From the entries that follow, copy each line containing the word "username".
■ ■ ■
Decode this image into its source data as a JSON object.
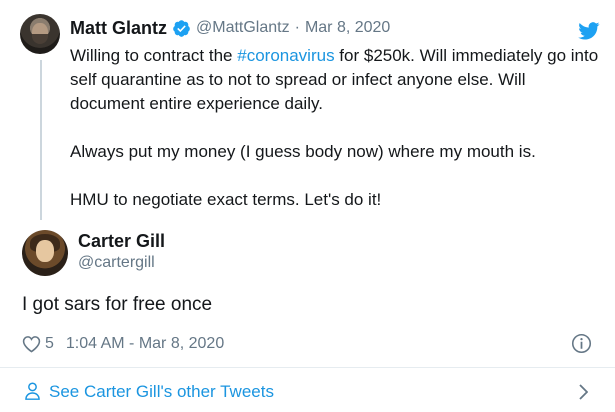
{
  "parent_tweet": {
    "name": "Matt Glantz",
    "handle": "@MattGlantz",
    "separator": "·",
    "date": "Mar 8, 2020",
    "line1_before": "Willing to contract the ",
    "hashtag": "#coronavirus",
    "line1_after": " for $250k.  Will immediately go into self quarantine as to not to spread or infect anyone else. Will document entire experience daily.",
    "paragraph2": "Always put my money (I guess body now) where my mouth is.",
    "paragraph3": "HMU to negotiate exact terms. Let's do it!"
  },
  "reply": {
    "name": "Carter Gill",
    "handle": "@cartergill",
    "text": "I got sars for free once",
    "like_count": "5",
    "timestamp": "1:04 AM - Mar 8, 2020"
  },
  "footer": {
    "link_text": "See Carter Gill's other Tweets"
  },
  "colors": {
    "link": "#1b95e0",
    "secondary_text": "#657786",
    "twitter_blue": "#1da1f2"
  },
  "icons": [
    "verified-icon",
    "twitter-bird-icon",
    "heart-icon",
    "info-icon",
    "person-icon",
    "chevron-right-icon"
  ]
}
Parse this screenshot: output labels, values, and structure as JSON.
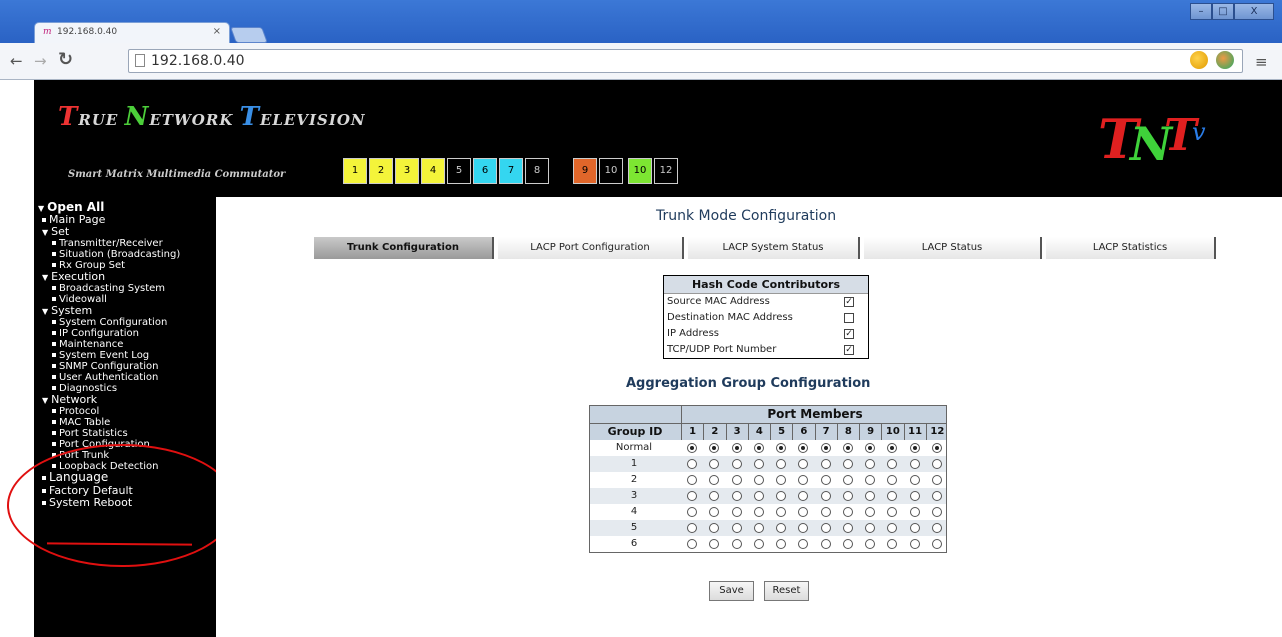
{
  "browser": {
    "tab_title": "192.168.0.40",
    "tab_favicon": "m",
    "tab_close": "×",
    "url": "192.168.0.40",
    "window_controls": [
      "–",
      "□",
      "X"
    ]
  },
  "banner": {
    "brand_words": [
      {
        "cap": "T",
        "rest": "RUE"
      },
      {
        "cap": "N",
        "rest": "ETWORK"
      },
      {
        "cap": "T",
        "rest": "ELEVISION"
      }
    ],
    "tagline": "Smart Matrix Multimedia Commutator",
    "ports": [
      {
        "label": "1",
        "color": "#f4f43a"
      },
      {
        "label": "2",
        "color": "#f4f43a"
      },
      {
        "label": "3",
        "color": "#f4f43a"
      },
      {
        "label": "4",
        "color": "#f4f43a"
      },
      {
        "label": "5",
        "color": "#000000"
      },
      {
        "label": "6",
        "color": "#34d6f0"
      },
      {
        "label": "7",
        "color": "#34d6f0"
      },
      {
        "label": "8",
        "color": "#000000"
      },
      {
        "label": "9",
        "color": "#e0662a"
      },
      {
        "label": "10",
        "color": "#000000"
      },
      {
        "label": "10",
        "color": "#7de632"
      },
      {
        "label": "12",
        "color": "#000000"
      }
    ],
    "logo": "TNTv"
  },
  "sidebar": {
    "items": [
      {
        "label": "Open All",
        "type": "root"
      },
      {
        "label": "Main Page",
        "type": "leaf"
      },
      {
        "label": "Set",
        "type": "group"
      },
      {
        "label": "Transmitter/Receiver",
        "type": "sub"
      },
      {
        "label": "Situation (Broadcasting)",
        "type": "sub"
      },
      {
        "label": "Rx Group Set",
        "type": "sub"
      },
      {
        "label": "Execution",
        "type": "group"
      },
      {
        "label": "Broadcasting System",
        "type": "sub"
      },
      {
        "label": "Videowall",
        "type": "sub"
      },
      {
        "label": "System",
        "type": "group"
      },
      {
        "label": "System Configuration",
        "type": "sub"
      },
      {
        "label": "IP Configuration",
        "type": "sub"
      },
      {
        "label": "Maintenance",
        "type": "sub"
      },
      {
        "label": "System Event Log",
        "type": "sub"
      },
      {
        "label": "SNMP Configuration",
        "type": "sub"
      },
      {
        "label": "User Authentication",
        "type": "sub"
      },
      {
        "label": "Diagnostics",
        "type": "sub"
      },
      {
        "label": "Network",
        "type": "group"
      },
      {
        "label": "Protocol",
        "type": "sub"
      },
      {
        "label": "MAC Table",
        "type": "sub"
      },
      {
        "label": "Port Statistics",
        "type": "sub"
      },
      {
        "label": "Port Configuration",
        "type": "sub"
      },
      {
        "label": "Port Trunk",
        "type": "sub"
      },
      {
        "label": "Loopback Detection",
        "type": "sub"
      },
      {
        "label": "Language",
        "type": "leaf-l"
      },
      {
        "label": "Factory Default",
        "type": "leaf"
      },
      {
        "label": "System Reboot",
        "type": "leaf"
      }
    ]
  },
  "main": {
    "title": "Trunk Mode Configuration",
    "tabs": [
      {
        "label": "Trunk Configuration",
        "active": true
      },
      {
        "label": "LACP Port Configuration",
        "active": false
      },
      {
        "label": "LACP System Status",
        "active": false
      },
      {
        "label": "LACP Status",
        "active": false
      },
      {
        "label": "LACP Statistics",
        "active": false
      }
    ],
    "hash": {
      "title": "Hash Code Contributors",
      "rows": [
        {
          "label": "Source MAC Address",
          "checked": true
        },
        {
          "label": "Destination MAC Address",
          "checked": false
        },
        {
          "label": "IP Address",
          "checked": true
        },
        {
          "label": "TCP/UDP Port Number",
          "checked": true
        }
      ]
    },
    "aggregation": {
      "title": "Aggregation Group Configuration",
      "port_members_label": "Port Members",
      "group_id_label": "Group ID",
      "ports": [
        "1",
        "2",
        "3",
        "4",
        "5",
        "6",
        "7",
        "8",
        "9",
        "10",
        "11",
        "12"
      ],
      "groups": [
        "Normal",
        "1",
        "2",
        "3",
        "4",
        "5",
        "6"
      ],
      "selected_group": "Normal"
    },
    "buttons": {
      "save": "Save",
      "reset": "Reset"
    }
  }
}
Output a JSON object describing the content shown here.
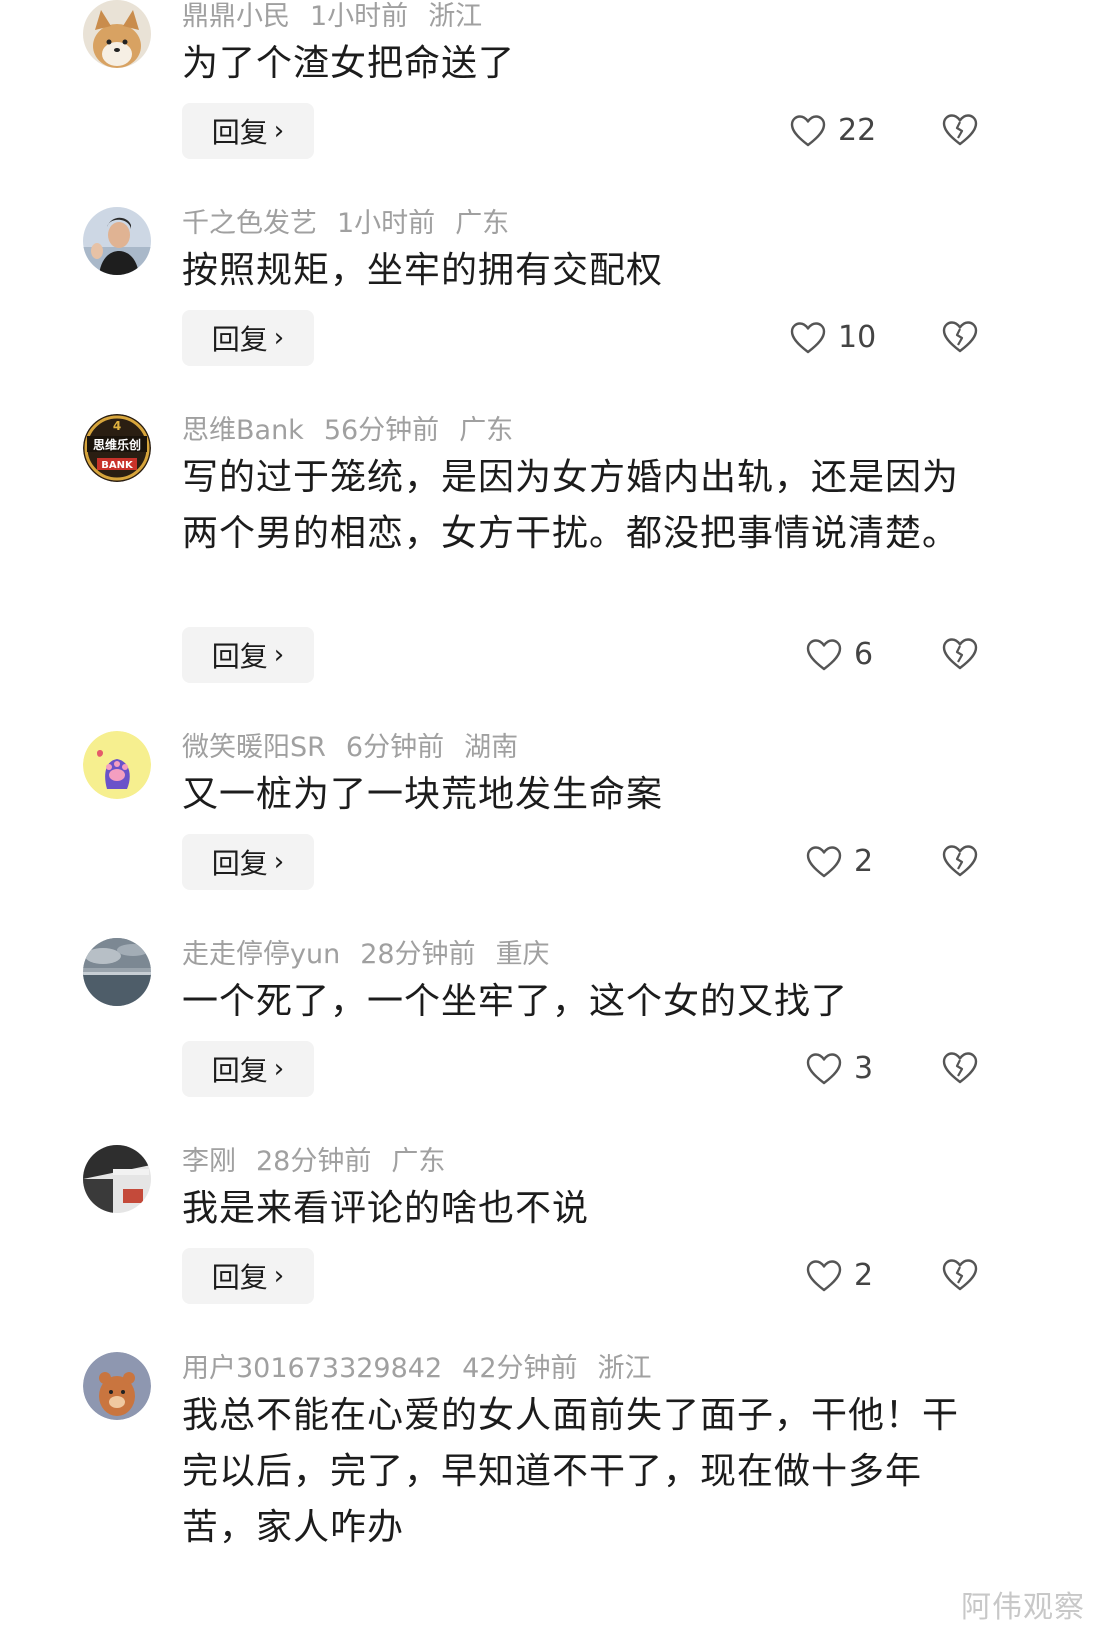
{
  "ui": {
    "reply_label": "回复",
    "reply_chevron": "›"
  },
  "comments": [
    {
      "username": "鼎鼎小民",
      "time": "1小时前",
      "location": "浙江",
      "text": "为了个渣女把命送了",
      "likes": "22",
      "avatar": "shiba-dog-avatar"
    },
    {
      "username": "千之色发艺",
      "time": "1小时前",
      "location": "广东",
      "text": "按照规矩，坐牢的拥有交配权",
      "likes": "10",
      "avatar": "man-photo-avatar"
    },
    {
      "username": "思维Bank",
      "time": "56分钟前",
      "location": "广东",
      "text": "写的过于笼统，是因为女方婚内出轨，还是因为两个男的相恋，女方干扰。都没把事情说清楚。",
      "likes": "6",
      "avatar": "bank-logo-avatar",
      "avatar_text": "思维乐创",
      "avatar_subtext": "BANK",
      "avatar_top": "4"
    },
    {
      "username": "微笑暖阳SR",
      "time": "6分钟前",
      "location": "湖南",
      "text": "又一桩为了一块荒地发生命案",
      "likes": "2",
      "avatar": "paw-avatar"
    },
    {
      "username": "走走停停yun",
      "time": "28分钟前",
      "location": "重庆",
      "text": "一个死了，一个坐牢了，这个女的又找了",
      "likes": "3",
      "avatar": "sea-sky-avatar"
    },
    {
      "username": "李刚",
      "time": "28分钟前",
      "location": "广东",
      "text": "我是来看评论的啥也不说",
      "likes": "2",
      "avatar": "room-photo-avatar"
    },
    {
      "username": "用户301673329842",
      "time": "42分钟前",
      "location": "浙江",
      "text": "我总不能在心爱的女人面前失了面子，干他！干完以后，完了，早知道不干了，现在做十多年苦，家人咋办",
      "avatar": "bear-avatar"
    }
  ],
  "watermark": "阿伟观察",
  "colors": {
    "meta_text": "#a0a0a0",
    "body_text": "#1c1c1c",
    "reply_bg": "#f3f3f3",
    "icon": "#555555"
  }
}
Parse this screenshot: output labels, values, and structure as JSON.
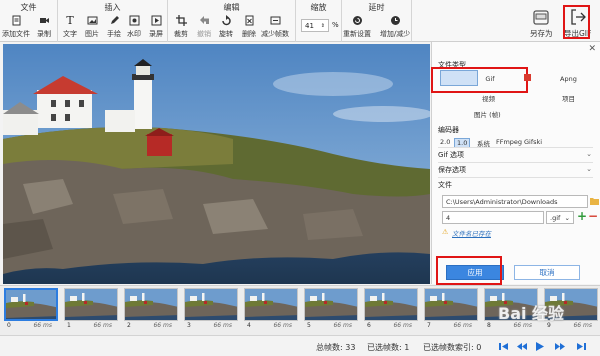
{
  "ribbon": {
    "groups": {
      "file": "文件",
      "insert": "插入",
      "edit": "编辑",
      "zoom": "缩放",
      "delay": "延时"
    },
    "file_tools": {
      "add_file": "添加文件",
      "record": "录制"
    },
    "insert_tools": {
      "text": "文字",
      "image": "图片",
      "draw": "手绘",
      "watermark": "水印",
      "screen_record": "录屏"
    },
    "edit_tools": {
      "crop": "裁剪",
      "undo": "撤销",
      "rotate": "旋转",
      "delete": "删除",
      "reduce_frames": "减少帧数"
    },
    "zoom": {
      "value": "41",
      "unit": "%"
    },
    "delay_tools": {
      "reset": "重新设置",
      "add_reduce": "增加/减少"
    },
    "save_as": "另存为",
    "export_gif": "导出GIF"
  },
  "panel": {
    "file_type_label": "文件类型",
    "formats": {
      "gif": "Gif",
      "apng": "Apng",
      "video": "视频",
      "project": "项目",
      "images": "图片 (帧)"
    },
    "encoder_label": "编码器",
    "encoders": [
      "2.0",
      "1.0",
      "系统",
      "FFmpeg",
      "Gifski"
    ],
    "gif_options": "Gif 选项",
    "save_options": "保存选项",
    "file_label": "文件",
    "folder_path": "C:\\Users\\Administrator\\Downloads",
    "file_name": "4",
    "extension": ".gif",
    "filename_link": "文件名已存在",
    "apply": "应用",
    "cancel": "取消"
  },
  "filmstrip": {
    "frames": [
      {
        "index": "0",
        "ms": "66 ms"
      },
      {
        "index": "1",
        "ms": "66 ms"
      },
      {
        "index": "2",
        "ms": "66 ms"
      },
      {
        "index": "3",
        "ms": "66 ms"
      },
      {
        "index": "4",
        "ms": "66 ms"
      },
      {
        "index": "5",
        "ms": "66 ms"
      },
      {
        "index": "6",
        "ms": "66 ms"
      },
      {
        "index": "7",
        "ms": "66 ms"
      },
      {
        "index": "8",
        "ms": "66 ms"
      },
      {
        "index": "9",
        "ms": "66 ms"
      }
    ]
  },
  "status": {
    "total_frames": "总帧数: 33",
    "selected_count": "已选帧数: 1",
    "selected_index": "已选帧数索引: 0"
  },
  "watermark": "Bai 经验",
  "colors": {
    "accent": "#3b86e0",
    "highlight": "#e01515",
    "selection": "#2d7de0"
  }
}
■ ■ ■
SOLUTION BELOW
      "username": "鼎鼎小民",
      "username": "千之色发艺",
      "username": "思维Bank",
      "username": "微笑暖阳SR",
      "username": "走走停停yun",
      "username": "李刚",
      "username": "用户301673329842",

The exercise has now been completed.